* WHAT IS BEING ASKED *
Pictures stay out; everything else in the records below is to be repeated exactly.
----- DATA SHOWN
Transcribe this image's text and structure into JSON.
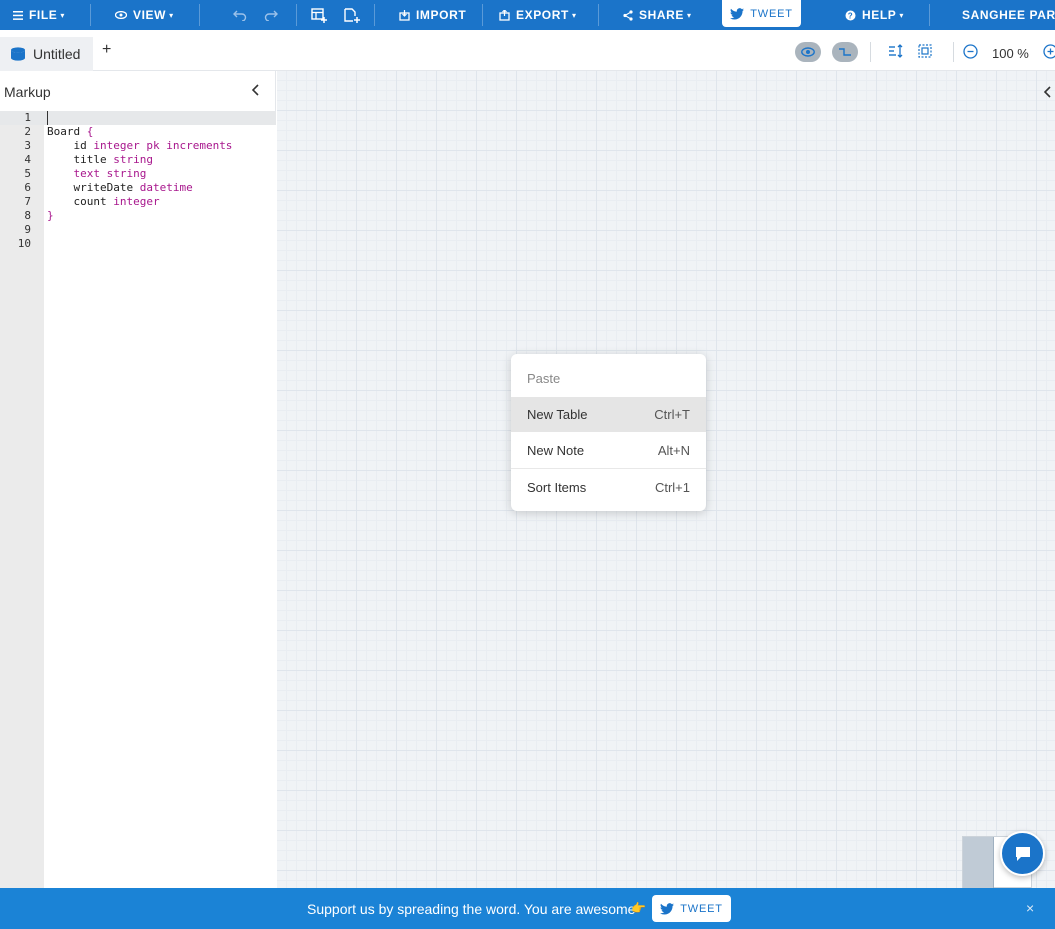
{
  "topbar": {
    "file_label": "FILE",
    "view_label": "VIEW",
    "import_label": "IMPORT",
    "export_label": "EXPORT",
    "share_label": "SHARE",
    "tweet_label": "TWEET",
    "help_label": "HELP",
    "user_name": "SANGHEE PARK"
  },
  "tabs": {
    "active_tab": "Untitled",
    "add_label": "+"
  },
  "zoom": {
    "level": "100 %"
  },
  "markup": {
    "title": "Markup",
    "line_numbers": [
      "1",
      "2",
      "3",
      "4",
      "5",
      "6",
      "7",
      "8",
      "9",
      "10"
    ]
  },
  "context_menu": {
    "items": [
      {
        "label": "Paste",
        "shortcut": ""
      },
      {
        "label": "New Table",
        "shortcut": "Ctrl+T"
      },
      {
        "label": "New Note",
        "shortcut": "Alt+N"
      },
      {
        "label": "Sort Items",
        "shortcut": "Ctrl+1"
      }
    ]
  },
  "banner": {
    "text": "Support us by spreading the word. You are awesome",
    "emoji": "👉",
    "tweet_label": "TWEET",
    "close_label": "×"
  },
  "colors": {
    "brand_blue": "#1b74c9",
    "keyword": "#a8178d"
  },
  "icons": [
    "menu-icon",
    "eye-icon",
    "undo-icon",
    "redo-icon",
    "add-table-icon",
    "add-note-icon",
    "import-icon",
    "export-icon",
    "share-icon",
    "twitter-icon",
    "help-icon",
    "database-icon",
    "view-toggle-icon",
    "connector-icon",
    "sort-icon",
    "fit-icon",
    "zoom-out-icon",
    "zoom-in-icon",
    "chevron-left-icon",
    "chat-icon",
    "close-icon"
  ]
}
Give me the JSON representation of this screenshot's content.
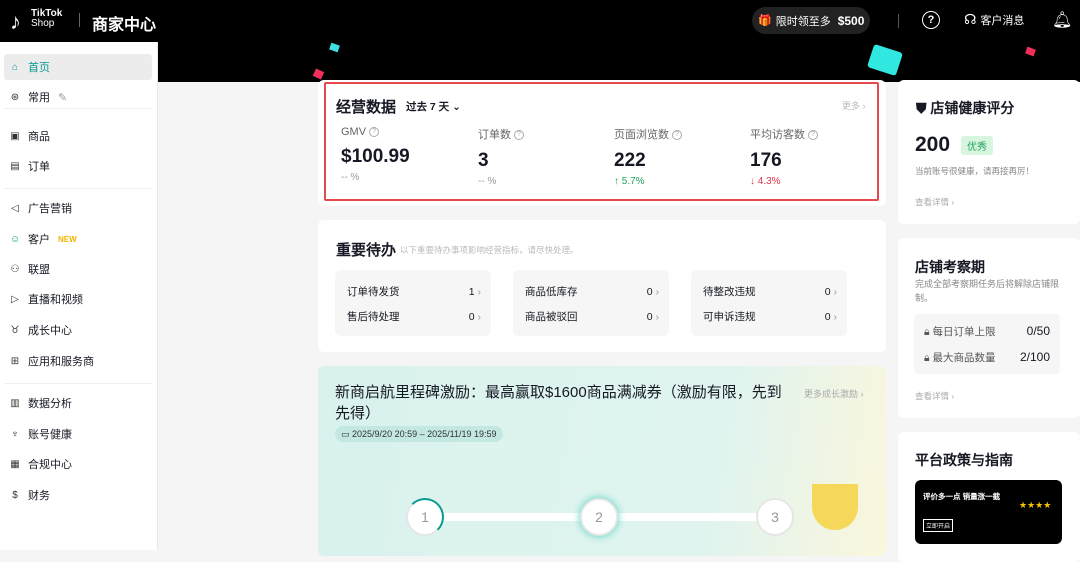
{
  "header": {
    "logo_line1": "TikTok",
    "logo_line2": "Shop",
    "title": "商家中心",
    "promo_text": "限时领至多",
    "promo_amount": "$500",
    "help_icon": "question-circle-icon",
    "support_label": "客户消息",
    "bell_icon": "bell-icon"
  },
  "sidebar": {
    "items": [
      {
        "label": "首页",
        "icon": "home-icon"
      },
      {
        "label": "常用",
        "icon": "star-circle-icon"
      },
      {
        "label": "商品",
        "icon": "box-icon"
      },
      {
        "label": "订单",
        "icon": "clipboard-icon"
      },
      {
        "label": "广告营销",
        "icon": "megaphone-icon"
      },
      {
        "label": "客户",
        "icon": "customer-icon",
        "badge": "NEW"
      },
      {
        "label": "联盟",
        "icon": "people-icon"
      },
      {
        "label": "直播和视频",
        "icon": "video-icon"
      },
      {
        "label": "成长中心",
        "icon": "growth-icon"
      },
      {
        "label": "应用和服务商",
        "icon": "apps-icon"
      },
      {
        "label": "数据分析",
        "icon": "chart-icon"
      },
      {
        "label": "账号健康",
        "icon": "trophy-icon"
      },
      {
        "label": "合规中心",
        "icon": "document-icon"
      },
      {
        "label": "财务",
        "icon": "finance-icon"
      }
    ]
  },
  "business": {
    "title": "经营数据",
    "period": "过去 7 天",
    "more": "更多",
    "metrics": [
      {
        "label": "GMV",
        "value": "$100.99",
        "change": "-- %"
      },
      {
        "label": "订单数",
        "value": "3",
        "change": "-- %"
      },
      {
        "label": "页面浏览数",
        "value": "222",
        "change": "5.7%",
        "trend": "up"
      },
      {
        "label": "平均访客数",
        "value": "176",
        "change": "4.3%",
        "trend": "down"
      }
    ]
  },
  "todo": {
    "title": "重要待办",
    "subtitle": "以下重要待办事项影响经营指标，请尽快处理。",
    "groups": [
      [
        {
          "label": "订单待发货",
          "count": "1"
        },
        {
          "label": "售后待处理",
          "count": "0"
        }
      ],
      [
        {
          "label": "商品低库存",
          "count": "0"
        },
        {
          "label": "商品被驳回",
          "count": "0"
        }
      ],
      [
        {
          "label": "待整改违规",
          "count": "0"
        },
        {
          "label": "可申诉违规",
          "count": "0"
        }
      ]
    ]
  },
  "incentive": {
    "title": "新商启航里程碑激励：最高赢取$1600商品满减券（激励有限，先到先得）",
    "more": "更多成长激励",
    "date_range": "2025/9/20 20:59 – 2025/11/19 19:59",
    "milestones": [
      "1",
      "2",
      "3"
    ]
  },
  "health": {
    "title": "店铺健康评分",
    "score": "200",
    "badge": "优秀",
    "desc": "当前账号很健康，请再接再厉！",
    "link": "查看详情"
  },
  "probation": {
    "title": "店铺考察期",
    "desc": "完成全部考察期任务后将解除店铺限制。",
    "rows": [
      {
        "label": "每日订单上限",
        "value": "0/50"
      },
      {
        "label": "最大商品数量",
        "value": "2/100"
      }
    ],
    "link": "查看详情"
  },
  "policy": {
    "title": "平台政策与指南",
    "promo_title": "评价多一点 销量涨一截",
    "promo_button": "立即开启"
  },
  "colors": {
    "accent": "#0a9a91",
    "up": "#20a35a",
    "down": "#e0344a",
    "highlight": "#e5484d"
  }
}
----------
* WRITTEN RESPONSE *
Transcribe this image's text and structure into JSON.
{
  "topbar": {
    "file_label": "FILE",
    "view_label": "VIEW",
    "import_label": "IMPORT",
    "export_label": "EXPORT",
    "share_label": "SHARE",
    "tweet_label": "TWEET",
    "help_label": "HELP",
    "user_name": "SANGHEE PARK"
  },
  "tabs": {
    "active_tab": "Untitled",
    "add_label": "+"
  },
  "zoom": {
    "level": "100 %"
  },
  "markup": {
    "title": "Markup",
    "line_numbers": [
      "1",
      "2",
      "3",
      "4",
      "5",
      "6",
      "7",
      "8",
      "9",
      "10"
    ]
  },
  "context_menu": {
    "items": [
      {
        "label": "Paste",
        "shortcut": ""
      },
      {
        "label": "New Table",
        "shortcut": "Ctrl+T"
      },
      {
        "label": "New Note",
        "shortcut": "Alt+N"
      },
      {
        "label": "Sort Items",
        "shortcut": "Ctrl+1"
      }
    ]
  },
  "banner": {
    "text": "Support us by spreading the word. You are awesome",
    "emoji": "👉",
    "tweet_label": "TWEET",
    "close_label": "×"
  },
  "colors": {
    "brand_blue": "#1b74c9",
    "keyword": "#a8178d"
  },
  "icons": [
    "menu-icon",
    "eye-icon",
    "undo-icon",
    "redo-icon",
    "add-table-icon",
    "add-note-icon",
    "import-icon",
    "export-icon",
    "share-icon",
    "twitter-icon",
    "help-icon",
    "database-icon",
    "view-toggle-icon",
    "connector-icon",
    "sort-icon",
    "fit-icon",
    "zoom-out-icon",
    "zoom-in-icon",
    "chevron-left-icon",
    "chat-icon",
    "close-icon"
  ]
}
Give me the JSON representation of this screenshot's content.
{
  "header": {
    "logo_line1": "TikTok",
    "logo_line2": "Shop",
    "title": "商家中心",
    "promo_text": "限时领至多",
    "promo_amount": "$500",
    "help_icon": "question-circle-icon",
    "support_label": "客户消息",
    "bell_icon": "bell-icon"
  },
  "sidebar": {
    "items": [
      {
        "label": "首页",
        "icon": "home-icon"
      },
      {
        "label": "常用",
        "icon": "star-circle-icon"
      },
      {
        "label": "商品",
        "icon": "box-icon"
      },
      {
        "label": "订单",
        "icon": "clipboard-icon"
      },
      {
        "label": "广告营销",
        "icon": "megaphone-icon"
      },
      {
        "label": "客户",
        "icon": "customer-icon",
        "badge": "NEW"
      },
      {
        "label": "联盟",
        "icon": "people-icon"
      },
      {
        "label": "直播和视频",
        "icon": "video-icon"
      },
      {
        "label": "成长中心",
        "icon": "growth-icon"
      },
      {
        "label": "应用和服务商",
        "icon": "apps-icon"
      },
      {
        "label": "数据分析",
        "icon": "chart-icon"
      },
      {
        "label": "账号健康",
        "icon": "trophy-icon"
      },
      {
        "label": "合规中心",
        "icon": "document-icon"
      },
      {
        "label": "财务",
        "icon": "finance-icon"
      }
    ]
  },
  "business": {
    "title": "经营数据",
    "period": "过去 7 天",
    "more": "更多",
    "metrics": [
      {
        "label": "GMV",
        "value": "$100.99",
        "change": "-- %"
      },
      {
        "label": "订单数",
        "value": "3",
        "change": "-- %"
      },
      {
        "label": "页面浏览数",
        "value": "222",
        "change": "5.7%",
        "trend": "up"
      },
      {
        "label": "平均访客数",
        "value": "176",
        "change": "4.3%",
        "trend": "down"
      }
    ]
  },
  "todo": {
    "title": "重要待办",
    "subtitle": "以下重要待办事项影响经营指标，请尽快处理。",
    "groups": [
      [
        {
          "label": "订单待发货",
          "count": "1"
        },
        {
          "label": "售后待处理",
          "count": "0"
        }
      ],
      [
        {
          "label": "商品低库存",
          "count": "0"
        },
        {
          "label": "商品被驳回",
          "count": "0"
        }
      ],
      [
        {
          "label": "待整改违规",
          "count": "0"
        },
        {
          "label": "可申诉违规",
          "count": "0"
        }
      ]
    ]
  },
  "incentive": {
    "title": "新商启航里程碑激励：最高赢取$1600商品满减券（激励有限，先到先得）",
    "more": "更多成长激励",
    "date_range": "2025/9/20 20:59 – 2025/11/19 19:59",
    "milestones": [
      "1",
      "2",
      "3"
    ]
  },
  "health": {
    "title": "店铺健康评分",
    "score": "200",
    "badge": "优秀",
    "desc": "当前账号很健康，请再接再厉！",
    "link": "查看详情"
  },
  "probation": {
    "title": "店铺考察期",
    "desc": "完成全部考察期任务后将解除店铺限制。",
    "rows": [
      {
        "label": "每日订单上限",
        "value": "0/50"
      },
      {
        "label": "最大商品数量",
        "value": "2/100"
      }
    ],
    "link": "查看详情"
  },
  "policy": {
    "title": "平台政策与指南",
    "promo_title": "评价多一点 销量涨一截",
    "promo_button": "立即开启"
  },
  "colors": {
    "accent": "#0a9a91",
    "up": "#20a35a",
    "down": "#e0344a",
    "highlight": "#e5484d"
  }
}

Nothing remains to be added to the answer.